BGI-Research, part of Shenzen-based BGI Group, has recently developed the world’s highest resolution spatial transcriptomic detection technology. Offering researchers a novel tool to explore spatial biology with unprecedented field-of-view and resolution, BGI Group’s stereo-seq technology provides vital insights into tumour development and tumour malignancy, while also helping researchers identify new therapeutic targets to enhance the effectiveness of cancer immunotherapy.
Before advancements in stereo-seq technology, scientists relied on bulk and single-cell RNA-sequencing approaches, which improved our ability to understand cell-cell interactions, yet required dissociation of the tissue of interest, resulting in a loss of spatial information. Tackling this issue head on, stereo-seq technology enables scientists to track a cell’s precise location and how it interacts with its neighbours with unparalleled resolution.
The technology has multiple purposes, but in the field of cancer research, it can be used to fundamentally improve our understanding of tumorigenesis and cancer microenvironment to drive up patient outcomes.
Other great strides in cancer research have been driven by pharmaceutical firms such as AstraZeneca, which recently developed a new medication to treat an aggressive form of breast cancer. The drug, called Enhertu, was found to halt disease progression in three-quarters of a total 500 patients involved in the trial, compared to a third treated with a different medicine.
Reflecting on the findings, AstraZeneca reported the results “shattered expectations” of the trial, raising hopes of a “cure” of the most common form of cancer.
The breakthroughs by BGI Group and AstraZeneca are just two of countless examples of private-sector innovation in this space, which seek to match ambitious plans launched by governments worldwide to identify novel approaches for cancer prevention and treatment.
Most recently, President Biden set the goal of reducing the death rate from cancer by at least 50 per cent over the next 25 years. This came as part of his plans to reignite the Moonshot programme, first initiated in 2016, to “end cancer as we know it.”

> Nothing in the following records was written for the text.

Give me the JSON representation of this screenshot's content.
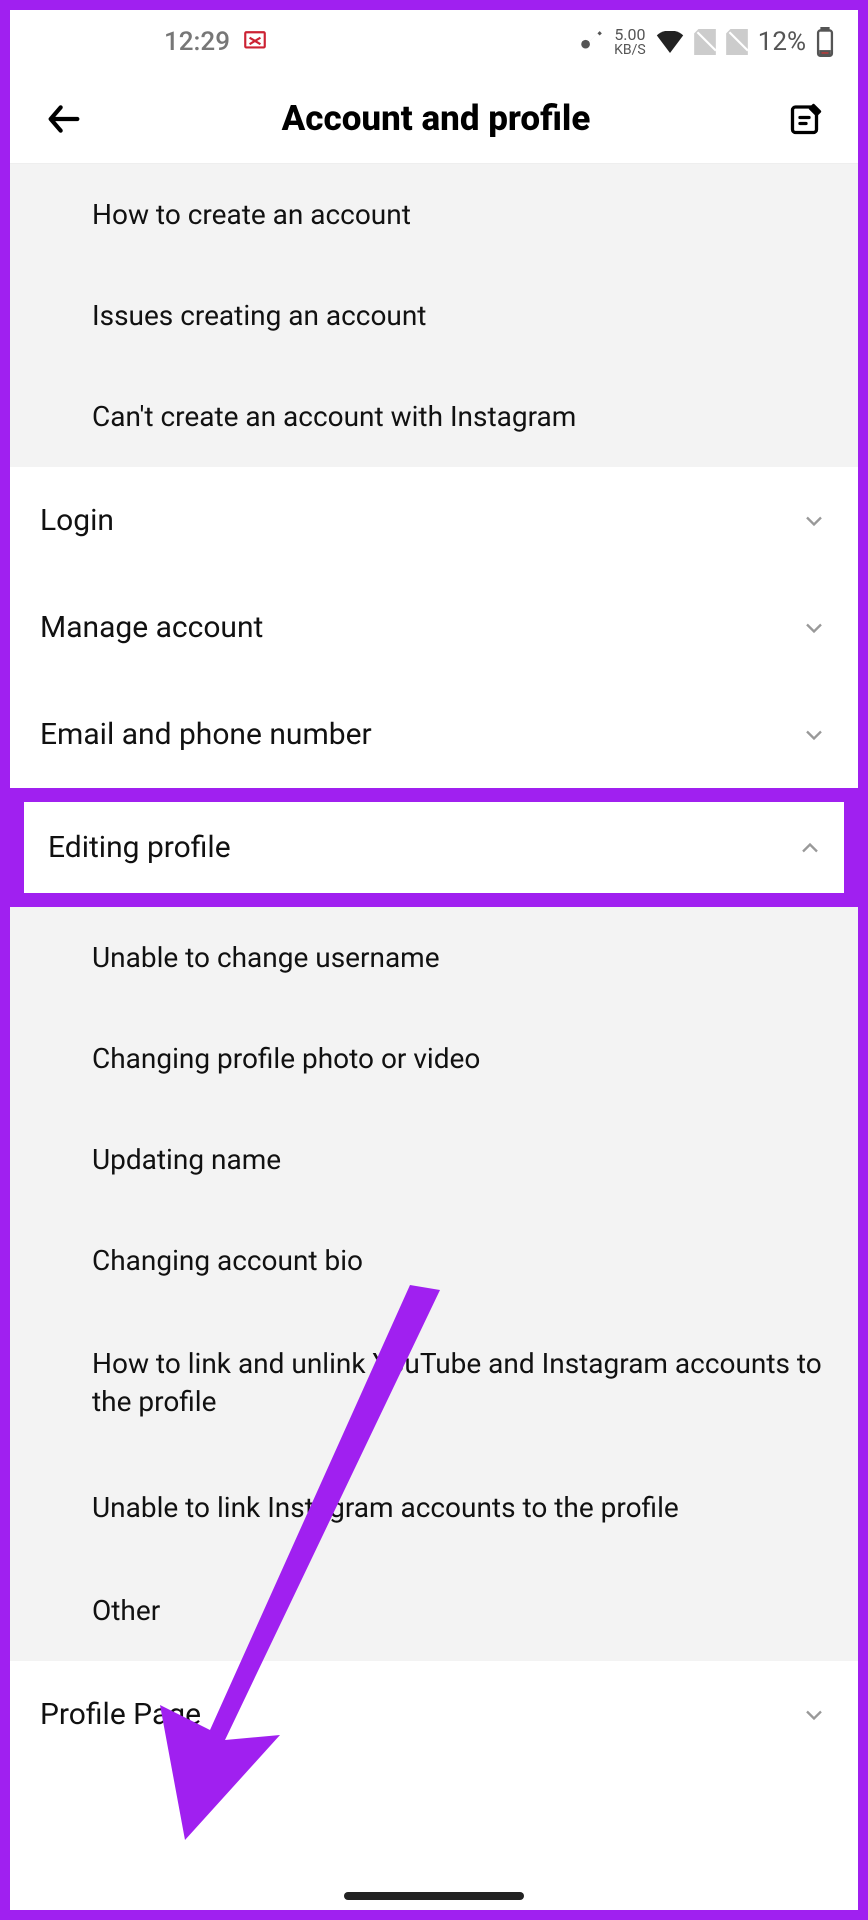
{
  "status": {
    "time": "12:29",
    "kbs_value": "5.00",
    "kbs_label": "KB/S",
    "battery_pct": "12%"
  },
  "header": {
    "title": "Account and profile"
  },
  "top_sub_items": [
    "How to create an account",
    "Issues creating an account",
    "Can't create an account with Instagram"
  ],
  "sections": {
    "login": "Login",
    "manage": "Manage account",
    "email_phone": "Email and phone number",
    "editing_profile": "Editing profile",
    "profile_page": "Profile Page"
  },
  "editing_sub_items": [
    "Unable to change username",
    "Changing profile photo or video",
    "Updating name",
    "Changing account bio",
    "How to link and unlink YouTube and Instagram accounts to the profile",
    "Unable to link Instagram accounts to the profile",
    "Other"
  ]
}
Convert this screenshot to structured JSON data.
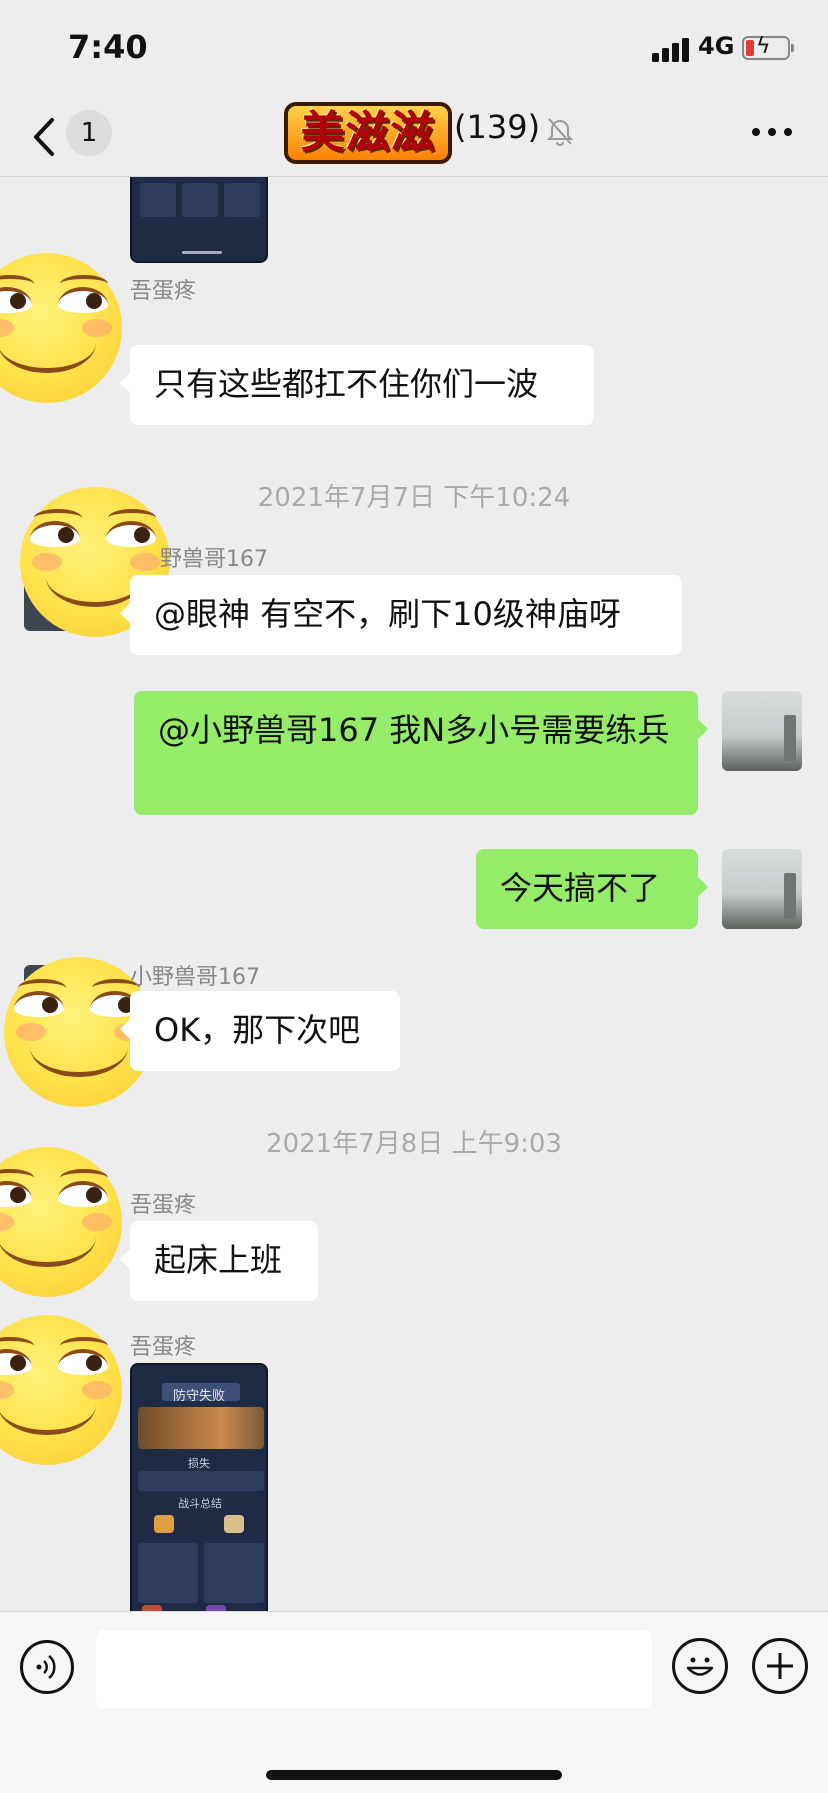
{
  "status_bar": {
    "time": "7:40",
    "network": "4G"
  },
  "nav": {
    "unread_count": "1",
    "group_logo_text": "美滋滋",
    "title_suffix": "(139)"
  },
  "messages": [
    {
      "type": "image",
      "side": "left",
      "sender_avatar": "emoji-face",
      "alt": "game-screenshot"
    },
    {
      "type": "text",
      "side": "left",
      "sender": "吾蛋疼",
      "text": "只有这些都扛不住你们一波"
    },
    {
      "type": "timestamp",
      "text": "2021年7月7日 下午10:24"
    },
    {
      "type": "text",
      "side": "left",
      "sender": "野兽哥167",
      "text": "@眼神 有空不，刷下10级神庙呀"
    },
    {
      "type": "text",
      "side": "right",
      "text": "@小野兽哥167 我N多小号需要练兵"
    },
    {
      "type": "text",
      "side": "right",
      "text": "今天搞不了"
    },
    {
      "type": "text",
      "side": "left",
      "sender": "小野兽哥167",
      "text": "OK，那下次吧"
    },
    {
      "type": "timestamp",
      "text": "2021年7月8日 上午9:03"
    },
    {
      "type": "text",
      "side": "left",
      "sender": "吾蛋疼",
      "text": "起床上班"
    },
    {
      "type": "image",
      "side": "left",
      "sender": "吾蛋疼",
      "image_title": "防守失败",
      "image_subtitle": "战斗总结",
      "image_loss": "损失"
    }
  ],
  "input": {
    "placeholder": ""
  }
}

Similarly, across the pond, the UK Health Secretary Sajid Javid promised to wage a “national war on cancer”, with plans in place to boost the cancer workforce and increase research into technologies that help to detect the disease in its early stages.
Joining the global mission to tackle cancer, the European Commission also launched its “Europe’s Beating Cancer Plan” to tackle the entire disease pathway. Seeking to radically improve care for cancer patients and survivors, the plan focuses on investing in research and innovation to harness the power of new technologies.
It is clear there is strong appetite among international governments to tackle cancer. Yet to truly turn the tide against the disease, countries such as the US and China recognise that government initiatives cannot beat cancer alone, with private-sector innovation from the likes of BGI Group and AstraZeneca proving critical to the fight.
“It is essential all organisations, public or private, with a vested interest in conquering this devastating disease work together,” says Sanjeev Pandya, chief executive of Advanced Oncotherapy. “Victory in the war on cancer and the levelling of existing healthcare imbalances is possible, but not if governments continue to fight alone.”
While cancer remains the second biggest killer, it is clear we have come a long way in tackling the disease. To build on this progress, and shape the future of cancer treatment, we must use every tool in our arsenal, with success contingent on matching government initiatives with private-sector support.